[Supplied information — start]

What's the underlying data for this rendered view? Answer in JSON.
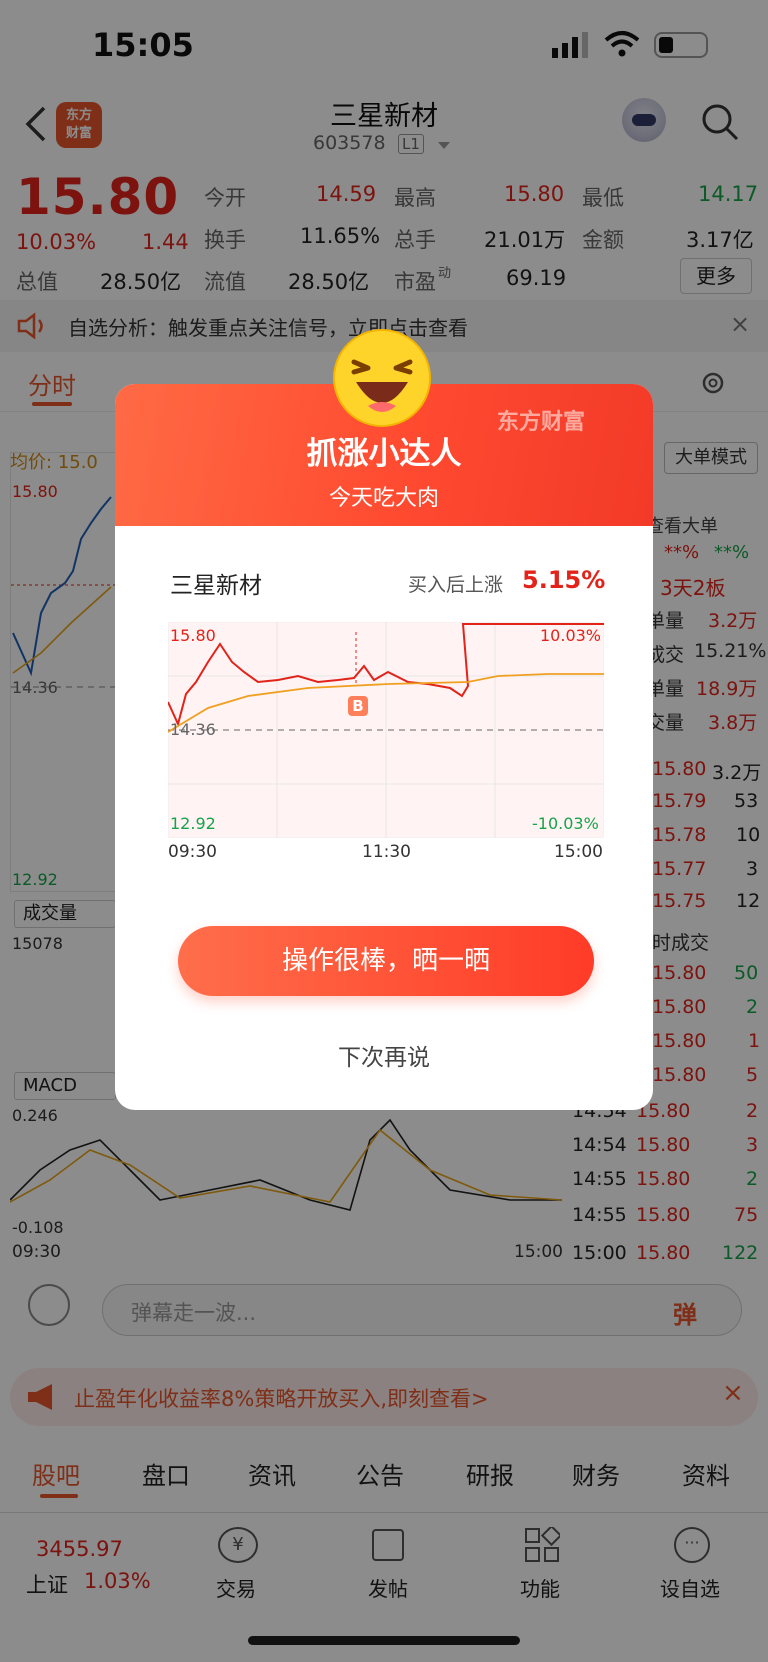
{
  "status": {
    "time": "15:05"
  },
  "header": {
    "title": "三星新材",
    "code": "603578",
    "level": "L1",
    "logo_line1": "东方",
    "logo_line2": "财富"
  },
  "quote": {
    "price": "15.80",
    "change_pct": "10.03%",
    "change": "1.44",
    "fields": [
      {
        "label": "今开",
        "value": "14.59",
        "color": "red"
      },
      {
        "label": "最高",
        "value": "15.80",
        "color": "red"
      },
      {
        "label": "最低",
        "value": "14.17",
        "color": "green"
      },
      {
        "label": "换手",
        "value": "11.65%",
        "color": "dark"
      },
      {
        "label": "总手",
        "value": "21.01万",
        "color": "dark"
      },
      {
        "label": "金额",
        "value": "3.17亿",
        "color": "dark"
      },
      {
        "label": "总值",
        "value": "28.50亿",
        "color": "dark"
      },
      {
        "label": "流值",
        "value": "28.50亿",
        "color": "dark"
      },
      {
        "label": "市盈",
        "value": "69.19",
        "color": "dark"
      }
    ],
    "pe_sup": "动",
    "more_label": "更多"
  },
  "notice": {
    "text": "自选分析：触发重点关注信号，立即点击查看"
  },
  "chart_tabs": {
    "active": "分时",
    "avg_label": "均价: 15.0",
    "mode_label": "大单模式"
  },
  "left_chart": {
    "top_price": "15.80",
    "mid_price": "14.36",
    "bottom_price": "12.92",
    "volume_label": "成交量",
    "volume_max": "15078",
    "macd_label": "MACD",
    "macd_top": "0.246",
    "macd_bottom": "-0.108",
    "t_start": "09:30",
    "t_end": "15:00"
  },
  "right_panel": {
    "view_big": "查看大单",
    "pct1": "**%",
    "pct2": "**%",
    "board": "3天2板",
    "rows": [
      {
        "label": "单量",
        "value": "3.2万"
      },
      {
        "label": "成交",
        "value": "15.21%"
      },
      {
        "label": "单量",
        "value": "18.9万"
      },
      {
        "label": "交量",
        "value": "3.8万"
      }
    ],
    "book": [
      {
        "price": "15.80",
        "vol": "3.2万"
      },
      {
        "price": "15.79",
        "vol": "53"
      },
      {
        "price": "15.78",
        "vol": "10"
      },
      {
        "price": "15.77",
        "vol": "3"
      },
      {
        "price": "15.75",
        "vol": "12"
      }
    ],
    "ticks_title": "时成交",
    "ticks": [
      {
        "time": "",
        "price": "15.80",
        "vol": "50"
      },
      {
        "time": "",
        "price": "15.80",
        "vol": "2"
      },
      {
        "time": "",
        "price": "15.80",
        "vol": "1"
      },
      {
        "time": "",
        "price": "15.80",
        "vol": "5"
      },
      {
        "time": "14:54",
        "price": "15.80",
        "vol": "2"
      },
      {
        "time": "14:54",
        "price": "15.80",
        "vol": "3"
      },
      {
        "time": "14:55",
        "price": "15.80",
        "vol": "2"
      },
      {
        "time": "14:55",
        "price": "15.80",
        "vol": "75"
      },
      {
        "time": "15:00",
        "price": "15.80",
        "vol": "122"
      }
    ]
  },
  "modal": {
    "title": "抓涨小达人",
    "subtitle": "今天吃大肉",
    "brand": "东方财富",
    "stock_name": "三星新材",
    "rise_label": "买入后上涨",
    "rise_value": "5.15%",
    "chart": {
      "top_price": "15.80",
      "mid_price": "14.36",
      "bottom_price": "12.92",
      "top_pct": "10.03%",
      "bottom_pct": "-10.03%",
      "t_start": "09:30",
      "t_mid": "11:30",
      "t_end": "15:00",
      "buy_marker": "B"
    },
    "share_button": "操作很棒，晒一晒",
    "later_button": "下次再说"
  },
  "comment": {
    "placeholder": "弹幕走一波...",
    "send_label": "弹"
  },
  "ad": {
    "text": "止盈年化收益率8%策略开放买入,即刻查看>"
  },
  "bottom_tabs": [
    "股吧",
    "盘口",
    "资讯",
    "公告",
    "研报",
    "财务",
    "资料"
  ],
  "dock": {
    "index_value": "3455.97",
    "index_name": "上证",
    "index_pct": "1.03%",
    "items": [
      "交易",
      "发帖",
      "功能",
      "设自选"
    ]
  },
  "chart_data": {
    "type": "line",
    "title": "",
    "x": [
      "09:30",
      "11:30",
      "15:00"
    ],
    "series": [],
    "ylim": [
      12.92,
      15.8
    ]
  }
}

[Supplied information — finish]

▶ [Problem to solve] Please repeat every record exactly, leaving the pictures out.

▶ [Task result]
What's the underlying data for this rendered view? Answer in JSON.
{
  "status": {
    "time": "15:05"
  },
  "header": {
    "title": "三星新材",
    "code": "603578",
    "level": "L1",
    "logo_line1": "东方",
    "logo_line2": "财富"
  },
  "quote": {
    "price": "15.80",
    "change_pct": "10.03%",
    "change": "1.44",
    "fields": [
      {
        "label": "今开",
        "value": "14.59",
        "color": "red"
      },
      {
        "label": "最高",
        "value": "15.80",
        "color": "red"
      },
      {
        "label": "最低",
        "value": "14.17",
        "color": "green"
      },
      {
        "label": "换手",
        "value": "11.65%",
        "color": "dark"
      },
      {
        "label": "总手",
        "value": "21.01万",
        "color": "dark"
      },
      {
        "label": "金额",
        "value": "3.17亿",
        "color": "dark"
      },
      {
        "label": "总值",
        "value": "28.50亿",
        "color": "dark"
      },
      {
        "label": "流值",
        "value": "28.50亿",
        "color": "dark"
      },
      {
        "label": "市盈",
        "value": "69.19",
        "color": "dark"
      }
    ],
    "pe_sup": "动",
    "more_label": "更多"
  },
  "notice": {
    "text": "自选分析：触发重点关注信号，立即点击查看"
  },
  "chart_tabs": {
    "active": "分时",
    "avg_label": "均价: 15.0",
    "mode_label": "大单模式"
  },
  "left_chart": {
    "top_price": "15.80",
    "mid_price": "14.36",
    "bottom_price": "12.92",
    "volume_label": "成交量",
    "volume_max": "15078",
    "macd_label": "MACD",
    "macd_top": "0.246",
    "macd_bottom": "-0.108",
    "t_start": "09:30",
    "t_end": "15:00"
  },
  "right_panel": {
    "view_big": "查看大单",
    "pct1": "**%",
    "pct2": "**%",
    "board": "3天2板",
    "rows": [
      {
        "label": "单量",
        "value": "3.2万"
      },
      {
        "label": "成交",
        "value": "15.21%"
      },
      {
        "label": "单量",
        "value": "18.9万"
      },
      {
        "label": "交量",
        "value": "3.8万"
      }
    ],
    "book": [
      {
        "price": "15.80",
        "vol": "3.2万"
      },
      {
        "price": "15.79",
        "vol": "53"
      },
      {
        "price": "15.78",
        "vol": "10"
      },
      {
        "price": "15.77",
        "vol": "3"
      },
      {
        "price": "15.75",
        "vol": "12"
      }
    ],
    "ticks_title": "时成交",
    "ticks": [
      {
        "time": "",
        "price": "15.80",
        "vol": "50"
      },
      {
        "time": "",
        "price": "15.80",
        "vol": "2"
      },
      {
        "time": "",
        "price": "15.80",
        "vol": "1"
      },
      {
        "time": "",
        "price": "15.80",
        "vol": "5"
      },
      {
        "time": "14:54",
        "price": "15.80",
        "vol": "2"
      },
      {
        "time": "14:54",
        "price": "15.80",
        "vol": "3"
      },
      {
        "time": "14:55",
        "price": "15.80",
        "vol": "2"
      },
      {
        "time": "14:55",
        "price": "15.80",
        "vol": "75"
      },
      {
        "time": "15:00",
        "price": "15.80",
        "vol": "122"
      }
    ]
  },
  "modal": {
    "title": "抓涨小达人",
    "subtitle": "今天吃大肉",
    "brand": "东方财富",
    "stock_name": "三星新材",
    "rise_label": "买入后上涨",
    "rise_value": "5.15%",
    "chart": {
      "top_price": "15.80",
      "mid_price": "14.36",
      "bottom_price": "12.92",
      "top_pct": "10.03%",
      "bottom_pct": "-10.03%",
      "t_start": "09:30",
      "t_mid": "11:30",
      "t_end": "15:00",
      "buy_marker": "B"
    },
    "share_button": "操作很棒，晒一晒",
    "later_button": "下次再说"
  },
  "comment": {
    "placeholder": "弹幕走一波...",
    "send_label": "弹"
  },
  "ad": {
    "text": "止盈年化收益率8%策略开放买入,即刻查看>"
  },
  "bottom_tabs": [
    "股吧",
    "盘口",
    "资讯",
    "公告",
    "研报",
    "财务",
    "资料"
  ],
  "dock": {
    "index_value": "3455.97",
    "index_name": "上证",
    "index_pct": "1.03%",
    "items": [
      "交易",
      "发帖",
      "功能",
      "设自选"
    ]
  },
  "chart_data": {
    "type": "line",
    "title": "",
    "x": [
      "09:30",
      "11:30",
      "15:00"
    ],
    "series": [],
    "ylim": [
      12.92,
      15.8
    ]
  }
}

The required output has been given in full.